Fencenet Pantyhose

fencenet pantyhose     Fencenet pantyhose feature the same weave pattern fishnets do. The only difference between fishnets and fencenets is the size of the diamond shape weave-patterns. Fence net pantyhose feature extremely large such patterns, while fishnets’ patterns are much finer. Basically, the technique used to make fence nets is the same one used for fishnets, fencenet is really only a term introduced to make some sort of a difference between the two styles.

Despite the similar technique used for their manufacturing, style-wise there aren’t many common elements in fishnets and fencenets. Fishnets will smooth the wearer’s skin, and create an optical illusion which accentuates curves and makes legs look more attractive. There is no such optical illusion in the case of fencenets, and they do not hide blemishes and skin imperfections either. As a matter of fact, none of the benefits associated with pantyhose wearing are retained by this particular hosiery style. They’re more like a way to wear hose while not really wearing it, if that makes any kind of sense.
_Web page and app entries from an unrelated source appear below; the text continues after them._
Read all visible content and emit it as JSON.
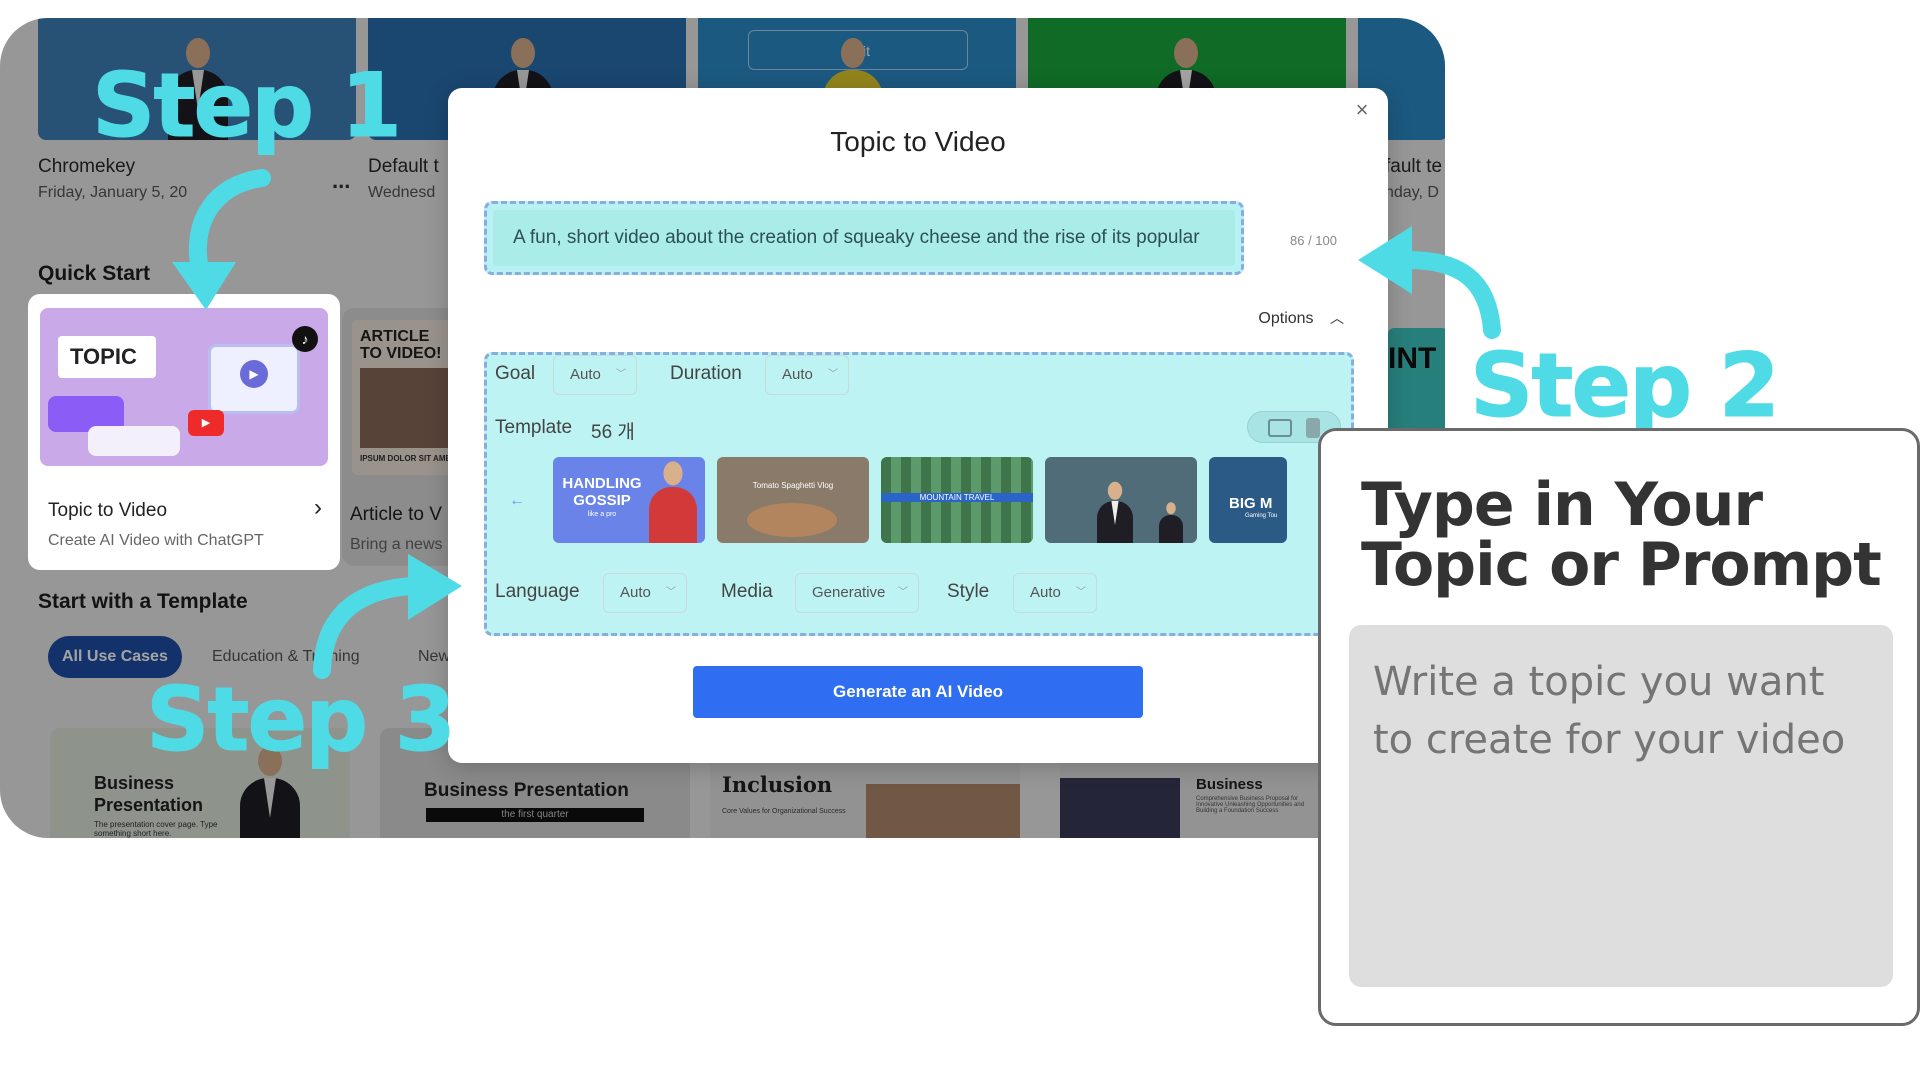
{
  "app": {
    "videos": [
      {
        "title": "Chromekey",
        "date": "Friday, January 5, 20"
      },
      {
        "title": "Default t",
        "date": "Wednesd"
      },
      {
        "title": "fault te",
        "date": "nday, D"
      }
    ],
    "more_label": "...",
    "thumb_edit_label": "Edit",
    "quick_start_title": "Quick Start",
    "quick_cards": [
      {
        "title": "Topic to Video",
        "subtitle": "Create AI Video with ChatGPT",
        "thumb_text": "TOPIC"
      },
      {
        "title": "Article to V",
        "subtitle": "Bring a news",
        "thumb_text": "ARTICLE TO VIDEO!",
        "thumb_caption": "IPSUM DOLOR SIT AME"
      }
    ],
    "side_card_text": "INT",
    "template_section_title": "Start with a Template",
    "template_tabs": [
      "All Use Cases",
      "Education & Training",
      "New"
    ],
    "template_cards": [
      {
        "title": "Business Presentation",
        "subtitle": "The presentation cover page. Type something short here."
      },
      {
        "title": "Business Presentation",
        "subtitle": "the first quarter"
      },
      {
        "title": "Inclusion",
        "subtitle": "Core Values for Organizational Success"
      },
      {
        "title": "Business",
        "subtitle": "Comprehensive Business Proposal for Innovative Unleashing Opportunities and Building a Foundation Success"
      }
    ]
  },
  "steps": {
    "step1": "Step 1",
    "step2": "Step 2",
    "step3": "Step 3"
  },
  "modal": {
    "title": "Topic to Video",
    "close_icon": "×",
    "prompt_text": "A fun, short video about the creation of squeaky cheese and the rise of its popular",
    "char_count": "86 / 100",
    "options_label": "Options",
    "goal_label": "Goal",
    "goal_value": "Auto",
    "duration_label": "Duration",
    "duration_value": "Auto",
    "template_label": "Template",
    "template_count": "56 개",
    "templates": [
      {
        "label": "HANDLING GOSSIP",
        "sub": "like a pro",
        "color": "#6a83e8"
      },
      {
        "label": "Tomato Spaghetti Vlog",
        "color": "#8a7a6a"
      },
      {
        "label": "MOUNTAIN TRAVEL",
        "color": "#4e8a5e"
      },
      {
        "label": "",
        "color": "#4f6c78"
      },
      {
        "label": "BIG M",
        "sub": "Gaming Tou",
        "color": "#2b5a86"
      }
    ],
    "language_label": "Language",
    "language_value": "Auto",
    "media_label": "Media",
    "media_value": "Generative",
    "style_label": "Style",
    "style_value": "Auto",
    "generate_label": "Generate an AI Video"
  },
  "callout": {
    "title": "Type in Your Topic or Prompt",
    "placeholder": "Write a topic you want to create for your video"
  },
  "colors": {
    "step_cyan": "#4fdbe6",
    "primary_blue": "#2f6ef0",
    "highlight": "#b8f1f4"
  }
}
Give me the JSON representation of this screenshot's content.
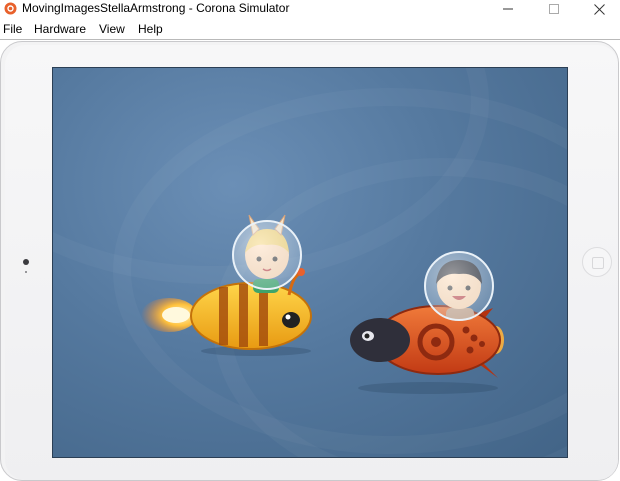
{
  "window": {
    "title": "MovingImagesStellaArmstrong - Corona Simulator",
    "app_icon": "corona-icon",
    "controls": {
      "minimize": "minimize-icon",
      "maximize": "maximize-icon",
      "close": "close-icon"
    }
  },
  "menu": {
    "items": [
      {
        "label": "File"
      },
      {
        "label": "Hardware"
      },
      {
        "label": "View"
      },
      {
        "label": "Help"
      }
    ]
  },
  "device": {
    "type": "tablet-landscape",
    "screen": {
      "background_color": "#55799f",
      "sprites": [
        {
          "name": "bee-rocket-sprite",
          "description": "girl astronaut riding yellow-striped bee rocket"
        },
        {
          "name": "ladybug-rocket-sprite",
          "description": "boy astronaut riding red ladybug rocket"
        }
      ]
    }
  },
  "colors": {
    "bezel": "#f3f3f4",
    "screen_bg": "#55799f",
    "accent_orange": "#e8612c"
  }
}
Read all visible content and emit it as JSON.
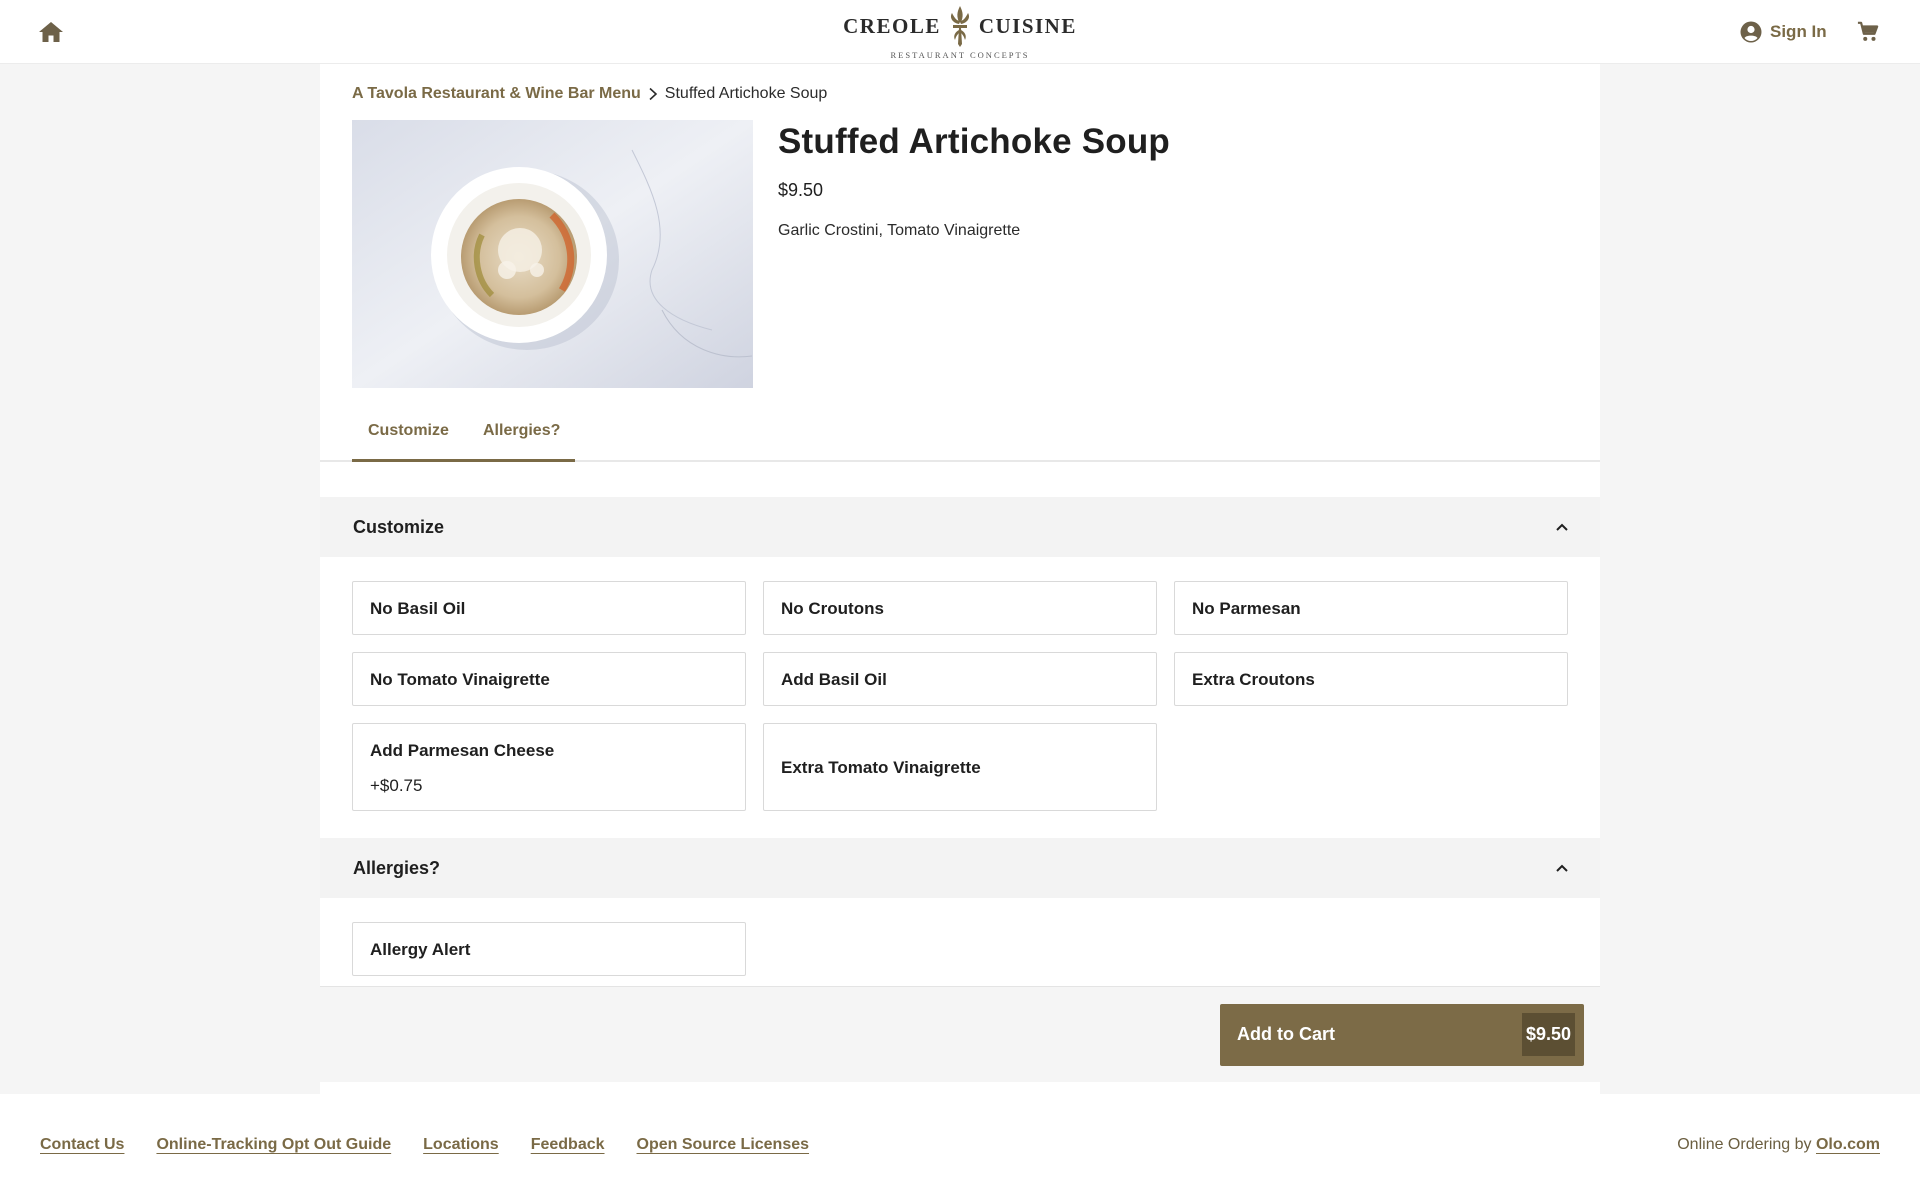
{
  "header": {
    "logo": {
      "left_word": "CREOLE",
      "right_word": "CUISINE",
      "subtitle": "RESTAURANT CONCEPTS"
    },
    "sign_in_label": "Sign In",
    "icons": {
      "home": "home-icon",
      "account": "account-circle-icon",
      "cart": "cart-icon"
    }
  },
  "breadcrumb": {
    "parent": "A Tavola Restaurant & Wine Bar Menu",
    "current": "Stuffed Artichoke Soup"
  },
  "product": {
    "title": "Stuffed Artichoke Soup",
    "price": "$9.50",
    "description": "Garlic Crostini, Tomato Vinaigrette"
  },
  "tabs": [
    {
      "label": "Customize"
    },
    {
      "label": "Allergies?"
    }
  ],
  "sections": {
    "customize": {
      "title": "Customize",
      "options": [
        {
          "label": "No Basil Oil"
        },
        {
          "label": "No Croutons"
        },
        {
          "label": "No Parmesan"
        },
        {
          "label": "No Tomato Vinaigrette"
        },
        {
          "label": "Add Basil Oil"
        },
        {
          "label": "Extra Croutons"
        },
        {
          "label": "Add Parmesan Cheese",
          "price": "+$0.75"
        },
        {
          "label": "Extra Tomato Vinaigrette"
        }
      ]
    },
    "allergies": {
      "title": "Allergies?",
      "options": [
        {
          "label": "Allergy Alert"
        }
      ]
    }
  },
  "cart_bar": {
    "button_label": "Add to Cart",
    "total": "$9.50"
  },
  "footer": {
    "links": [
      "Contact Us",
      "Online-Tracking Opt Out Guide",
      "Locations",
      "Feedback",
      "Open Source Licenses"
    ],
    "powered_prefix": "Online Ordering by",
    "powered_link": "Olo.com"
  },
  "colors": {
    "accent": "#7a6a46",
    "button": "#7c6b47",
    "button_price_bg": "#5c4f33",
    "section_bg": "#f3f3f3",
    "page_bg": "#f5f5f5"
  }
}
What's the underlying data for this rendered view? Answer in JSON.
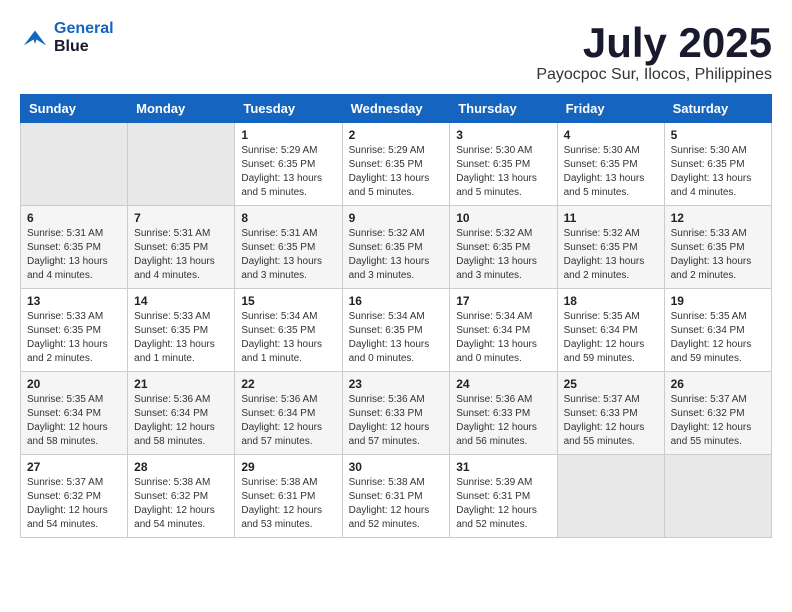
{
  "logo": {
    "line1": "General",
    "line2": "Blue"
  },
  "title": "July 2025",
  "subtitle": "Payocpoc Sur, Ilocos, Philippines",
  "weekdays": [
    "Sunday",
    "Monday",
    "Tuesday",
    "Wednesday",
    "Thursday",
    "Friday",
    "Saturday"
  ],
  "weeks": [
    [
      {
        "day": "",
        "info": ""
      },
      {
        "day": "",
        "info": ""
      },
      {
        "day": "1",
        "info": "Sunrise: 5:29 AM\nSunset: 6:35 PM\nDaylight: 13 hours and 5 minutes."
      },
      {
        "day": "2",
        "info": "Sunrise: 5:29 AM\nSunset: 6:35 PM\nDaylight: 13 hours and 5 minutes."
      },
      {
        "day": "3",
        "info": "Sunrise: 5:30 AM\nSunset: 6:35 PM\nDaylight: 13 hours and 5 minutes."
      },
      {
        "day": "4",
        "info": "Sunrise: 5:30 AM\nSunset: 6:35 PM\nDaylight: 13 hours and 5 minutes."
      },
      {
        "day": "5",
        "info": "Sunrise: 5:30 AM\nSunset: 6:35 PM\nDaylight: 13 hours and 4 minutes."
      }
    ],
    [
      {
        "day": "6",
        "info": "Sunrise: 5:31 AM\nSunset: 6:35 PM\nDaylight: 13 hours and 4 minutes."
      },
      {
        "day": "7",
        "info": "Sunrise: 5:31 AM\nSunset: 6:35 PM\nDaylight: 13 hours and 4 minutes."
      },
      {
        "day": "8",
        "info": "Sunrise: 5:31 AM\nSunset: 6:35 PM\nDaylight: 13 hours and 3 minutes."
      },
      {
        "day": "9",
        "info": "Sunrise: 5:32 AM\nSunset: 6:35 PM\nDaylight: 13 hours and 3 minutes."
      },
      {
        "day": "10",
        "info": "Sunrise: 5:32 AM\nSunset: 6:35 PM\nDaylight: 13 hours and 3 minutes."
      },
      {
        "day": "11",
        "info": "Sunrise: 5:32 AM\nSunset: 6:35 PM\nDaylight: 13 hours and 2 minutes."
      },
      {
        "day": "12",
        "info": "Sunrise: 5:33 AM\nSunset: 6:35 PM\nDaylight: 13 hours and 2 minutes."
      }
    ],
    [
      {
        "day": "13",
        "info": "Sunrise: 5:33 AM\nSunset: 6:35 PM\nDaylight: 13 hours and 2 minutes."
      },
      {
        "day": "14",
        "info": "Sunrise: 5:33 AM\nSunset: 6:35 PM\nDaylight: 13 hours and 1 minute."
      },
      {
        "day": "15",
        "info": "Sunrise: 5:34 AM\nSunset: 6:35 PM\nDaylight: 13 hours and 1 minute."
      },
      {
        "day": "16",
        "info": "Sunrise: 5:34 AM\nSunset: 6:35 PM\nDaylight: 13 hours and 0 minutes."
      },
      {
        "day": "17",
        "info": "Sunrise: 5:34 AM\nSunset: 6:34 PM\nDaylight: 13 hours and 0 minutes."
      },
      {
        "day": "18",
        "info": "Sunrise: 5:35 AM\nSunset: 6:34 PM\nDaylight: 12 hours and 59 minutes."
      },
      {
        "day": "19",
        "info": "Sunrise: 5:35 AM\nSunset: 6:34 PM\nDaylight: 12 hours and 59 minutes."
      }
    ],
    [
      {
        "day": "20",
        "info": "Sunrise: 5:35 AM\nSunset: 6:34 PM\nDaylight: 12 hours and 58 minutes."
      },
      {
        "day": "21",
        "info": "Sunrise: 5:36 AM\nSunset: 6:34 PM\nDaylight: 12 hours and 58 minutes."
      },
      {
        "day": "22",
        "info": "Sunrise: 5:36 AM\nSunset: 6:34 PM\nDaylight: 12 hours and 57 minutes."
      },
      {
        "day": "23",
        "info": "Sunrise: 5:36 AM\nSunset: 6:33 PM\nDaylight: 12 hours and 57 minutes."
      },
      {
        "day": "24",
        "info": "Sunrise: 5:36 AM\nSunset: 6:33 PM\nDaylight: 12 hours and 56 minutes."
      },
      {
        "day": "25",
        "info": "Sunrise: 5:37 AM\nSunset: 6:33 PM\nDaylight: 12 hours and 55 minutes."
      },
      {
        "day": "26",
        "info": "Sunrise: 5:37 AM\nSunset: 6:32 PM\nDaylight: 12 hours and 55 minutes."
      }
    ],
    [
      {
        "day": "27",
        "info": "Sunrise: 5:37 AM\nSunset: 6:32 PM\nDaylight: 12 hours and 54 minutes."
      },
      {
        "day": "28",
        "info": "Sunrise: 5:38 AM\nSunset: 6:32 PM\nDaylight: 12 hours and 54 minutes."
      },
      {
        "day": "29",
        "info": "Sunrise: 5:38 AM\nSunset: 6:31 PM\nDaylight: 12 hours and 53 minutes."
      },
      {
        "day": "30",
        "info": "Sunrise: 5:38 AM\nSunset: 6:31 PM\nDaylight: 12 hours and 52 minutes."
      },
      {
        "day": "31",
        "info": "Sunrise: 5:39 AM\nSunset: 6:31 PM\nDaylight: 12 hours and 52 minutes."
      },
      {
        "day": "",
        "info": ""
      },
      {
        "day": "",
        "info": ""
      }
    ]
  ]
}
Fencenet pantyhose can have a panty-part made with the same patterns as the leg parts, or the panty-part can be made of much finer sheer nylon.
You can wear fencenets with just about anything. Long and short skirts, stilettos, clear platform pumps, leotards (yes, even thong ones), heck you can even wear them on top of a glossy pair of pantyhose to create a pretty awesome pattern-effect.


fencenet pantyhose Fencenets are rather forgiving as far as style goes, just make sure that you pick the right size. These babies can look particularly disgusting, creating a ham-effect if too small.
Is there a scientifically defined point of pattern-fineness above which one can call a fishnet a fencenet? No, but you’ll probably be able to tell which is which anyway.